WORK ITEM —
For the records that follow, restate each one word for word and leave the images behind.

DATA FOR THE TASK —
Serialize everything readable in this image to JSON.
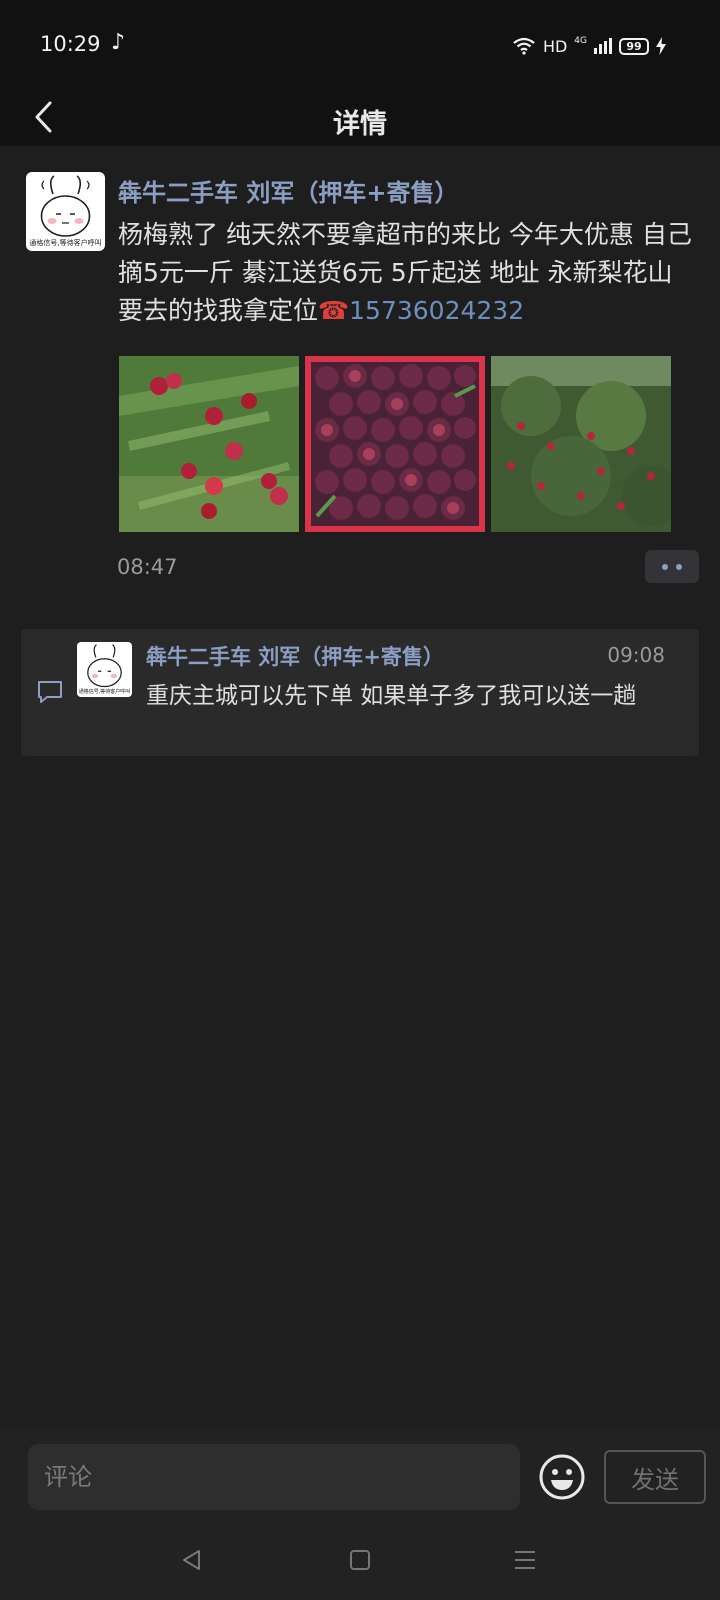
{
  "status_bar": {
    "time": "10:29",
    "network_type": "HD",
    "network_gen": "4G",
    "battery_level": "99"
  },
  "header": {
    "title": "详情"
  },
  "post": {
    "author": "犇牛二手车 刘军（押车+寄售）",
    "avatar_caption": "通格信号,等待客户呼叫",
    "text": "杨梅熟了 纯天然不要拿超市的来比 今年大优惠 自己摘5元一斤 綦江送货6元 5斤起送  地址 永新梨花山 要去的找我拿定位",
    "phone_icon": "☎",
    "phone": "15736024232",
    "time": "08:47",
    "images": [
      "bayberry-tree-photo",
      "bayberry-basket-photo",
      "bayberry-orchard-photo"
    ]
  },
  "comment": {
    "author": "犇牛二手车 刘军（押车+寄售）",
    "avatar_caption": "通格信号,等待客户呼叫",
    "time": "09:08",
    "text": "重庆主城可以先下单  如果单子多了我可以送一趟"
  },
  "input_bar": {
    "placeholder": "评论",
    "send_label": "发送"
  },
  "colors": {
    "accent": "#8b9ec4",
    "link": "#6e8ebd",
    "background": "#1e1e1e"
  }
}
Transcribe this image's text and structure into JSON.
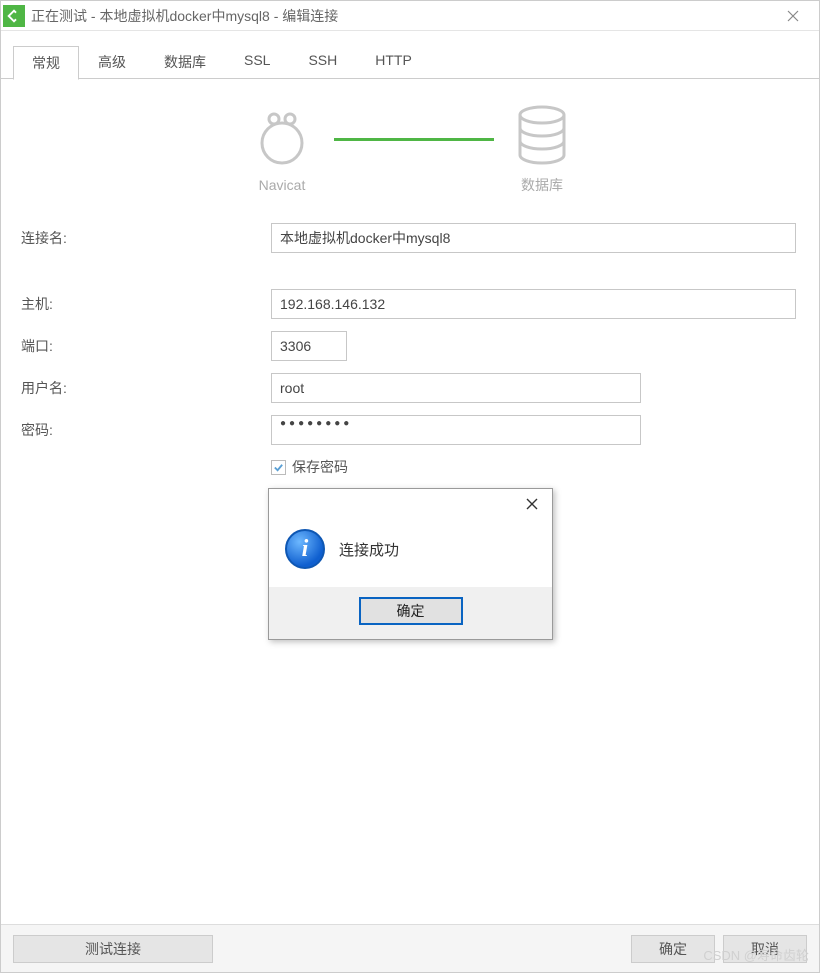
{
  "title": "正在测试 - 本地虚拟机docker中mysql8 - 编辑连接",
  "tabs": [
    {
      "label": "常规",
      "active": true
    },
    {
      "label": "高级",
      "active": false
    },
    {
      "label": "数据库",
      "active": false
    },
    {
      "label": "SSL",
      "active": false
    },
    {
      "label": "SSH",
      "active": false
    },
    {
      "label": "HTTP",
      "active": false
    }
  ],
  "diagram": {
    "left_label": "Navicat",
    "right_label": "数据库"
  },
  "form": {
    "connection_name_label": "连接名:",
    "connection_name_value": "本地虚拟机docker中mysql8",
    "host_label": "主机:",
    "host_value": "192.168.146.132",
    "port_label": "端口:",
    "port_value": "3306",
    "user_label": "用户名:",
    "user_value": "root",
    "password_label": "密码:",
    "password_mask": "●●●●●●●●",
    "save_password_label": "保存密码",
    "save_password_checked": true
  },
  "footer": {
    "test_label": "测试连接",
    "ok_label": "确定",
    "cancel_label": "取消"
  },
  "dialog": {
    "message": "连接成功",
    "ok_label": "确定"
  },
  "watermark": "CSDN @寿命齿轮"
}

WORKED SOLUTION —
Serialize everything readable in this image to JSON.
{
  "status_bar": {
    "time": "10:29",
    "network_type": "HD",
    "network_gen": "4G",
    "battery_level": "99"
  },
  "header": {
    "title": "详情"
  },
  "post": {
    "author": "犇牛二手车 刘军（押车+寄售）",
    "avatar_caption": "通格信号,等待客户呼叫",
    "text": "杨梅熟了 纯天然不要拿超市的来比 今年大优惠 自己摘5元一斤 綦江送货6元 5斤起送  地址 永新梨花山 要去的找我拿定位",
    "phone_icon": "☎",
    "phone": "15736024232",
    "time": "08:47",
    "images": [
      "bayberry-tree-photo",
      "bayberry-basket-photo",
      "bayberry-orchard-photo"
    ]
  },
  "comment": {
    "author": "犇牛二手车 刘军（押车+寄售）",
    "avatar_caption": "通格信号,等待客户呼叫",
    "time": "09:08",
    "text": "重庆主城可以先下单  如果单子多了我可以送一趟"
  },
  "input_bar": {
    "placeholder": "评论",
    "send_label": "发送"
  },
  "colors": {
    "accent": "#8b9ec4",
    "link": "#6e8ebd",
    "background": "#1e1e1e"
  }
}
Transcribe this image's text and structure into JSON.
{
  "title": "正在测试 - 本地虚拟机docker中mysql8 - 编辑连接",
  "tabs": [
    {
      "label": "常规",
      "active": true
    },
    {
      "label": "高级",
      "active": false
    },
    {
      "label": "数据库",
      "active": false
    },
    {
      "label": "SSL",
      "active": false
    },
    {
      "label": "SSH",
      "active": false
    },
    {
      "label": "HTTP",
      "active": false
    }
  ],
  "diagram": {
    "left_label": "Navicat",
    "right_label": "数据库"
  },
  "form": {
    "connection_name_label": "连接名:",
    "connection_name_value": "本地虚拟机docker中mysql8",
    "host_label": "主机:",
    "host_value": "192.168.146.132",
    "port_label": "端口:",
    "port_value": "3306",
    "user_label": "用户名:",
    "user_value": "root",
    "password_label": "密码:",
    "password_mask": "●●●●●●●●",
    "save_password_label": "保存密码",
    "save_password_checked": true
  },
  "footer": {
    "test_label": "测试连接",
    "ok_label": "确定",
    "cancel_label": "取消"
  },
  "dialog": {
    "message": "连接成功",
    "ok_label": "确定"
  },
  "watermark": "CSDN @寿命齿轮"
}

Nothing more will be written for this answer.